Had John McCain, who was born in the Panama Canal Zone, been elected president, would his legitimacy as a U.S. citizen been questioned? Would there have been a crescendo of voices insisting that he produce a birth certificate verifying that he was eligible to be president of the United States? Clearly not.

Had John McCain, who was born in the Panama Canal Zone, been elected president, would his legitimacy as a U.S. citizen been questioned? Would there have been a crescendo of voices insisting that he produce a birth certificate verifying that he was eligible to be president of the United States? Clearly not.

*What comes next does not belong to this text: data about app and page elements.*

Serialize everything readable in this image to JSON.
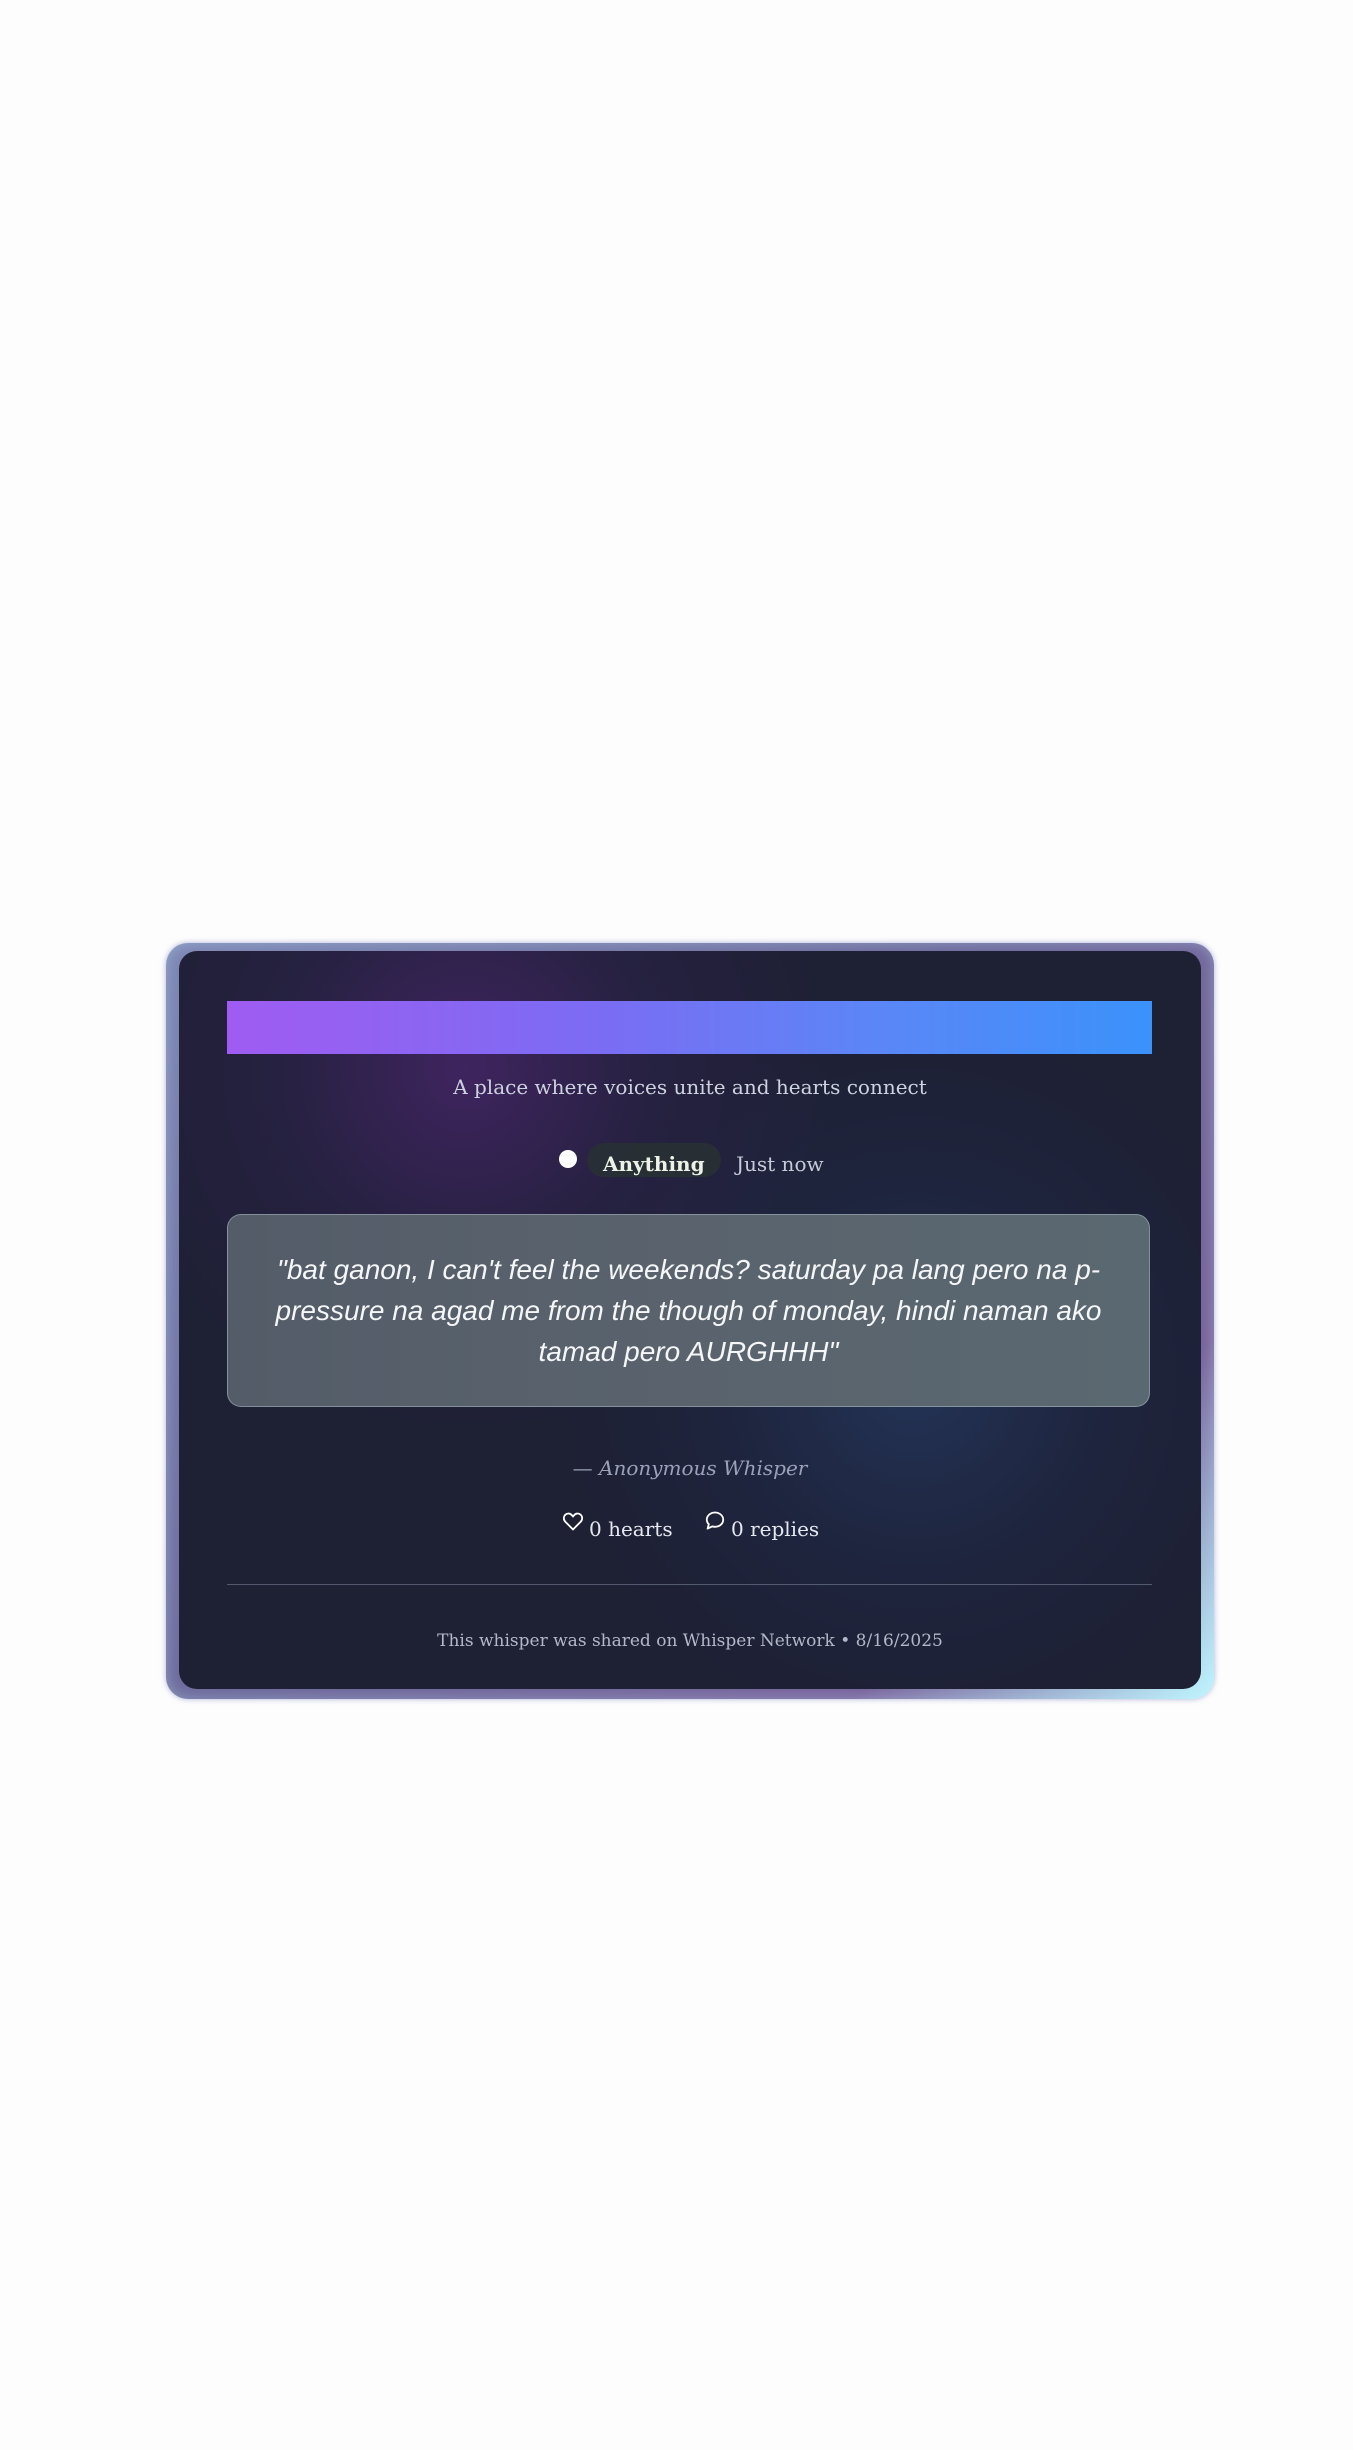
{
  "card": {
    "tagline": "A place where voices unite and hearts connect",
    "category_tag": "Anything",
    "timestamp": "Just now",
    "quote": "\"bat ganon, I can't feel the weekends? saturday pa lang pero na p-pressure na agad me from the though of monday, hindi naman ako tamad pero AURGHHH\"",
    "author": "— Anonymous Whisper",
    "hearts_label": "0 hearts",
    "replies_label": "0 replies",
    "footer": "This whisper was shared on Whisper Network • 8/16/2025"
  },
  "icons": {
    "status": "status-dot-icon",
    "hearts": "heart-icon",
    "replies": "speech-bubble-icon"
  },
  "colors": {
    "banner_start": "#a05cf2",
    "banner_end": "#3b92fb",
    "card_background": "#1e2034",
    "page_background": "#fdfdfd"
  }
}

Yet for three years now, people on the right, including mainstream politicians, have suggested and then insisted that President Obama was not born in America but in Kenya. He is not one of us. Taken in the aggregate, these folks came to be known as "birthers," and felt no qualms about slandering our president and his legitimacy, alleging that the standard certification of live birth, which is customarily issued in Hawaii, as well as the birth announcement in the daily newspaper, were inadequate or forged.

This issue reached critical mass when Donald Trump took center stage, hinting that he was considering a run for the presidency. The electorate was ready for his brand, meaning the Trump brand, of leadership, and to hear that Obama was the worst president in the history of the U.S. And then, without so much as a pause, he threw his lot in with the birthers. He had serious questions about Obama's place of birth, revealing that he had people at that very moment in Hawaii looking into it and the more information he received the more disturbing this issue became.

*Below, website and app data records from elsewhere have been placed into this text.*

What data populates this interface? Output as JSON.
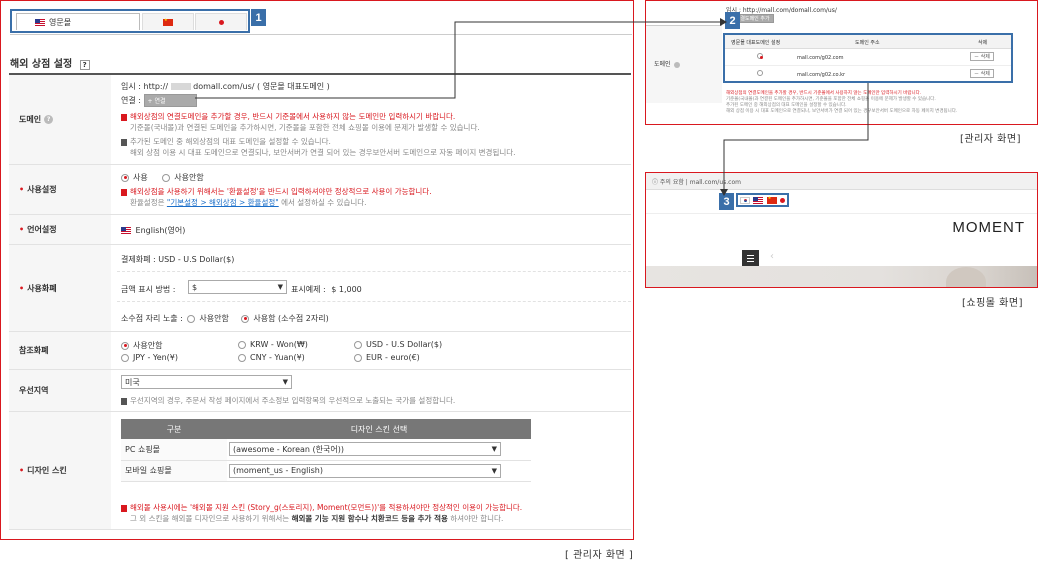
{
  "admin": {
    "tabs": [
      {
        "label": "영문몰",
        "flag": "us"
      },
      {
        "label": "",
        "flag": "cn"
      },
      {
        "label": "",
        "flag": "jp"
      }
    ],
    "section_title": "해외 상점 설정",
    "help_icon_label": "?",
    "rows": {
      "domain": {
        "label": "도메인",
        "temp_line": "임시 : http://",
        "temp_url_blur": "domall.com/us/ ( 영문몰 대표도메인 )",
        "connect_label": "연결 :",
        "connect_btn": "+ 연결",
        "notes": [
          {
            "text": "해외상점의 연결도메인을 추가할 경우, 반드시 기준몰에서 사용하지 않는 도메인만 입력하시기 바랍니다.",
            "red": true
          },
          {
            "text": "기준몰(국내몰)과 연결된 도메인을 추가하시면, 기준몰을 포함한 전체 쇼핑몰 이용에 문제가 발생할 수 있습니다.",
            "red": false
          },
          {
            "text": "추가된 도메인 중 해외상점의 대표 도메인을 설정할 수 있습니다.",
            "red": false
          },
          {
            "text": "해외 상점 이용 시 대표 도메인으로 연결되나, 보안서버가 연결 되어 있는 경우보안서버 도메인으로 자동 페이지 변경됩니다.",
            "red": false
          }
        ]
      },
      "usage": {
        "label": "사용설정",
        "opt_on": "사용",
        "opt_off": "사용안함",
        "note_red": "해외상점을 사용하기 위해서는 '환율설정'을 반드시 입력하셔야만 정상적으로 사용이 가능합니다.",
        "note_prefix": "환율설정은 ",
        "note_link": "\"기본설정 > 해외상점 > 환율설정\"",
        "note_suffix": " 에서 설정하실 수 있습니다."
      },
      "language": {
        "label": "언어설정",
        "value": "English(영어)"
      },
      "currency": {
        "label": "사용화폐",
        "payment": "결제화폐 : USD - U.S Dollar($)",
        "display_label": "금액 표시 방법 :",
        "display_value": "$",
        "example_label": "표시예제 :",
        "example_value": "$  1,000",
        "decimal_label": "소수점 자리 노출 :",
        "decimal_off": "사용안함",
        "decimal_on": "사용함 (소수점 2자리)"
      },
      "reference": {
        "label": "참조화폐",
        "options": [
          "사용안함",
          "KRW - Won(₩)",
          "USD - U.S Dollar($)",
          "JPY - Yen(¥)",
          "CNY - Yuan(¥)",
          "EUR - euro(€)"
        ]
      },
      "region": {
        "label": "우선지역",
        "value": "미국",
        "note": "우선지역의 경우, 주문서 작성 페이지에서 주소정보 입력항목의 우선적으로 노출되는 국가를 설정합니다."
      },
      "skin": {
        "label": "디자인 스킨",
        "col1": "구분",
        "col2": "디자인 스킨 선택",
        "pc_label": "PC 쇼핑몰",
        "pc_value": "(awesome - Korean (한국어))",
        "mobile_label": "모바일 쇼핑몰",
        "mobile_value": "(moment_us - English)",
        "note_red": "해외몰 사용시에는 '해외몰 지원 스킨 (Story_g(스토리지), Moment(모먼트))'를 적용하셔야만 정상적인 이용이 가능합니다.",
        "note_prefix": "그 외 스킨을 해외몰 디자인으로 사용하기 위해서는 ",
        "note_bold": "해외몰 기능 지원 함수나 치환코드 등을 추가 적용",
        "note_suffix": " 하셔야만 합니다."
      }
    },
    "caption": "[ 관리자 화면 ]"
  },
  "admin_small": {
    "temp": "임시 : http://mall.com/domall.com/us/",
    "add_btn": "+ 연결도메인 추가",
    "label": "도메인",
    "col1": "영문몰 대표도메인 설정",
    "col2": "도메인 주소",
    "col3": "삭제",
    "rows": [
      {
        "domain": "mall.com/g02.com",
        "btn": "－ 삭제",
        "selected": true
      },
      {
        "domain": "mall.com/g02.co.kr",
        "btn": "－ 삭제",
        "selected": false
      }
    ],
    "notes": [
      "해외상점의 연결도메인을 추가할 경우, 반드시 기준몰에서 사용하지 않는 도메인만 입력하시기 바랍니다.",
      "기준몰(국내몰)과 연결된 도메인을 추가하시면, 기준몰을 포함한 전체 쇼핑몰 이용에 문제가 발생할 수 있습니다.",
      "추가된 도메인 중 해외상점의 대표 도메인을 설정할 수 있습니다.",
      "해외 상점 이용 시 대표 도메인으로 연결되나, 보안서버가 연결 되어 있는 경우보안서버 도메인으로 자동 페이지 변경됩니다."
    ],
    "caption": "[관리자 화면]"
  },
  "shop": {
    "address_bar": "ⓘ 주의 요함 | mall.com/us.com",
    "brand": "MOMENT",
    "caption": "[쇼핑몰 화면]"
  },
  "markers": [
    "1",
    "2",
    "3"
  ]
}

What had he found out? He wasn't prepared to say, while suggesting he had found something. Trump repeated his allegations in countless network interviews, giving a legitimacy to the birthers that had previously eluded them. The Republican leadership, including House Speaker John Boehner, had never denounced their theories, willing only to say that they would take Obama "at his word." Weasel words that allowed the Republicans to keep the door on this outrageous charge open. It was politics at its most craven.

Sadly, President Obama finally requested that Hawaii release the original, long form certificate of live birth. Immediately Trump insisted that Obama release his college records because he, Trump, had read somewhere that Obama was not a good student, yet he had gotten into Columbia and Harvard. Wealthy friends of his had children with top scores on their SATs and excellent grades and they couldn't get into Harvard Law School. So there was something that needed further clarification. Should we call this new group the "transcripters"?

But what is really going on here? How to understand these people? How to understand that Trump is so ready to use his celebrity status to cast unrelenting aspersions on Obama, first regarding his birth and now his academic credentials?

Perhaps it's not terribly complicated. When Obama stood before thousands of people in Chicago's Grant Park, on election night, Nov. 4, 2008, there was a sense that something historic had happened in America and, using Obama's words, the arc of history was bending toward a better day. A day that some referred to as post-racial America, a new time when, in the words of Martin Luther King Jr., persons will be judged not "by the color of their skin, but by the content of their character."

But it didn't take long before the hope of a post-racial America was dashed by the birthers and people of their ilk. Know that the place of Obama's birth was in truth a ruse, disguising these people's inability to accept that our president was a man of color, born to a white mother and a black Kenyan father. This is the reality that they can't accept.

There are strands of racism and hate that run through the claims of the birthers and now Donald Trump that are reminiscent of Jim Crow, separate but equal, and the most awful institution imaginable, slavery, a profoundly regrettable time when children were separated from mothers, husbands from wives, and sold as so much chattel.

Listen carefully to Trump's new interrogatories, based not on issues or policies but something far more insidious: How is it possible, he asks, that Obama, who he had heard was not a very good student, could be accepted to Columbia and then Harvard Law School?

Embedded in that question is a latent racism that is profoundly damaging, not only to Barack Obama but to the presidency itself. Those words carry the premise that Obama did not have the intelligence or the ability to gain admission, that he was the recipient of some nefarious assistance. Trump's purpose is to diminish Obama's achievements and the man, and by extension to call into question the abilities of all black people who achieve positions of responsibility and a measure of equality.

It's a theme that runs through our history and links Trump to Jim Crow and reminds us, yet again, that post-racial America may one day be achieved, but not today or tomorrow.

Chris Honoré lives in Ashland.